- Opening Delimiter -
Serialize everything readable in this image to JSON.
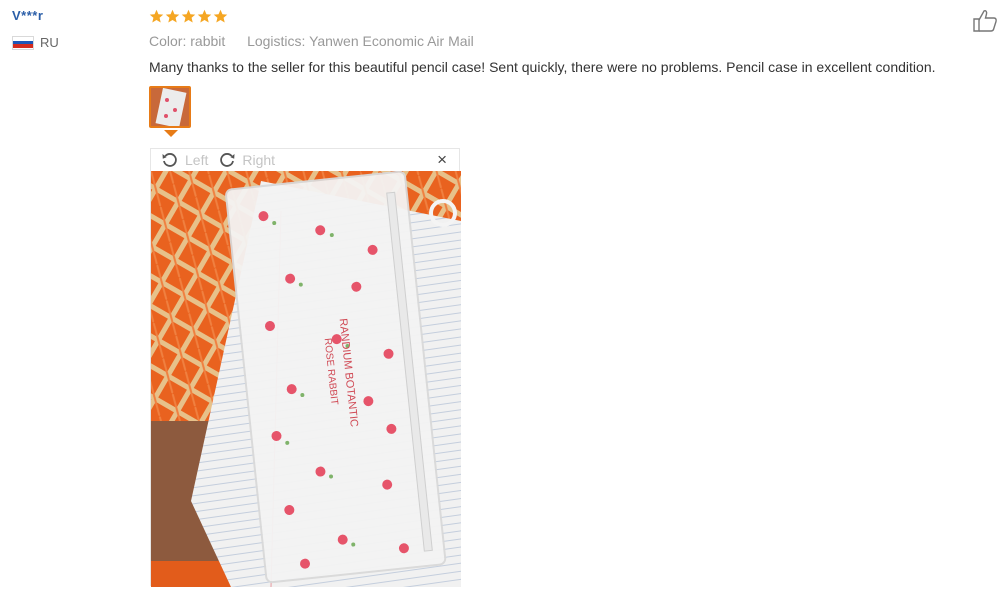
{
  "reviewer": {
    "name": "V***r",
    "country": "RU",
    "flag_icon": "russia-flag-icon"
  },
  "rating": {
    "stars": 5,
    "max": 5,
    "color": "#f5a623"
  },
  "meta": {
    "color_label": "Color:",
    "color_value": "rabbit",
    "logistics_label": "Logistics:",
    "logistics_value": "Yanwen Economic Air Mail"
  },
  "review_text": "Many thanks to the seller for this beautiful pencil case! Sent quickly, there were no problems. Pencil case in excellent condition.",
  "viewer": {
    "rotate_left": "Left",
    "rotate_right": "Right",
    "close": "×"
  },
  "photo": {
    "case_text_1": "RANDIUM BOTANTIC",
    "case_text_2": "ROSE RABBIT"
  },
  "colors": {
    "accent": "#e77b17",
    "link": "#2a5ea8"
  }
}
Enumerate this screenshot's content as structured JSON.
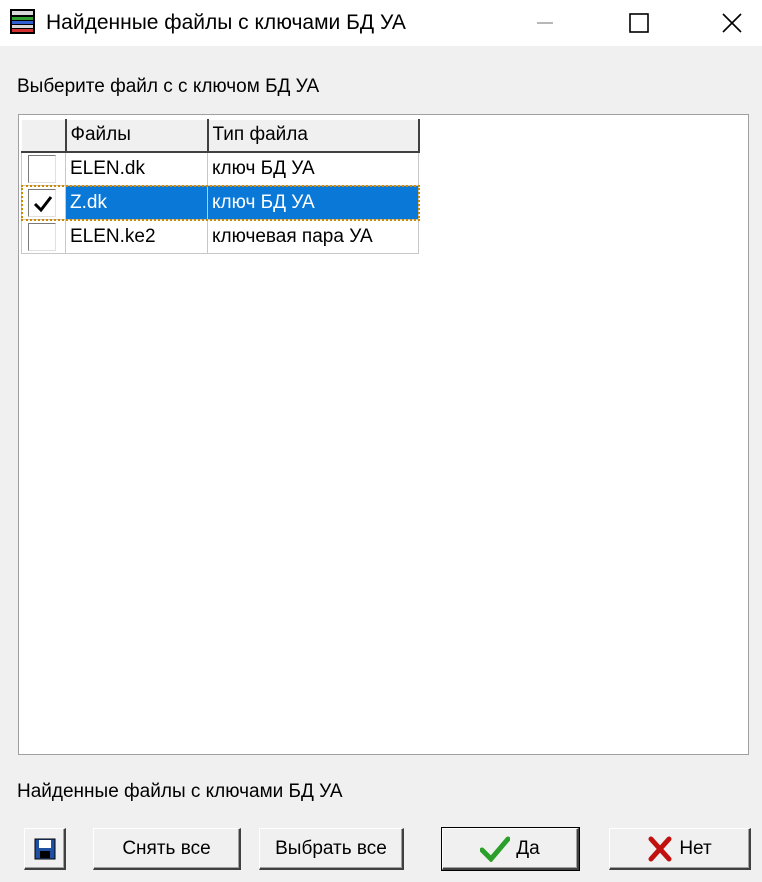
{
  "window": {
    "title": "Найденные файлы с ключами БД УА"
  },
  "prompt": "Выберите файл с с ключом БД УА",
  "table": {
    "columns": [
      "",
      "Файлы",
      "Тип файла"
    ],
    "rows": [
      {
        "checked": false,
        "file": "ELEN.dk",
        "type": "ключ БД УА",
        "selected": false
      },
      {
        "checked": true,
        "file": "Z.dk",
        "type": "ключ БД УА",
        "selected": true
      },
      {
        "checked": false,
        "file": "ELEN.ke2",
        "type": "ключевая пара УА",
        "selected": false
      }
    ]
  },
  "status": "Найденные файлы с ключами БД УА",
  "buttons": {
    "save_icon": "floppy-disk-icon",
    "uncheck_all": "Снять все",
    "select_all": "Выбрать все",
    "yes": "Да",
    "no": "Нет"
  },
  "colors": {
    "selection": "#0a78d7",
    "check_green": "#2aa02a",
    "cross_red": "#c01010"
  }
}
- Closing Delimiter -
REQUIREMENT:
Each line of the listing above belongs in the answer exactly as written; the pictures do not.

FINAL ANSWER:
Serialize everything readable in this image to JSON.
{
  "reviewer": {
    "name": "V***r",
    "country": "RU",
    "flag_icon": "russia-flag-icon"
  },
  "rating": {
    "stars": 5,
    "max": 5,
    "color": "#f5a623"
  },
  "meta": {
    "color_label": "Color:",
    "color_value": "rabbit",
    "logistics_label": "Logistics:",
    "logistics_value": "Yanwen Economic Air Mail"
  },
  "review_text": "Many thanks to the seller for this beautiful pencil case! Sent quickly, there were no problems. Pencil case in excellent condition.",
  "viewer": {
    "rotate_left": "Left",
    "rotate_right": "Right",
    "close": "×"
  },
  "photo": {
    "case_text_1": "RANDIUM BOTANTIC",
    "case_text_2": "ROSE RABBIT"
  },
  "colors": {
    "accent": "#e77b17",
    "link": "#2a5ea8"
  }
}
Enumerate this screenshot's content as structured JSON.
{
  "window": {
    "title": "Найденные файлы с ключами БД УА"
  },
  "prompt": "Выберите файл с с ключом БД УА",
  "table": {
    "columns": [
      "",
      "Файлы",
      "Тип файла"
    ],
    "rows": [
      {
        "checked": false,
        "file": "ELEN.dk",
        "type": "ключ БД УА",
        "selected": false
      },
      {
        "checked": true,
        "file": "Z.dk",
        "type": "ключ БД УА",
        "selected": true
      },
      {
        "checked": false,
        "file": "ELEN.ke2",
        "type": "ключевая пара УА",
        "selected": false
      }
    ]
  },
  "status": "Найденные файлы с ключами БД УА",
  "buttons": {
    "save_icon": "floppy-disk-icon",
    "uncheck_all": "Снять все",
    "select_all": "Выбрать все",
    "yes": "Да",
    "no": "Нет"
  },
  "colors": {
    "selection": "#0a78d7",
    "check_green": "#2aa02a",
    "cross_red": "#c01010"
  }
}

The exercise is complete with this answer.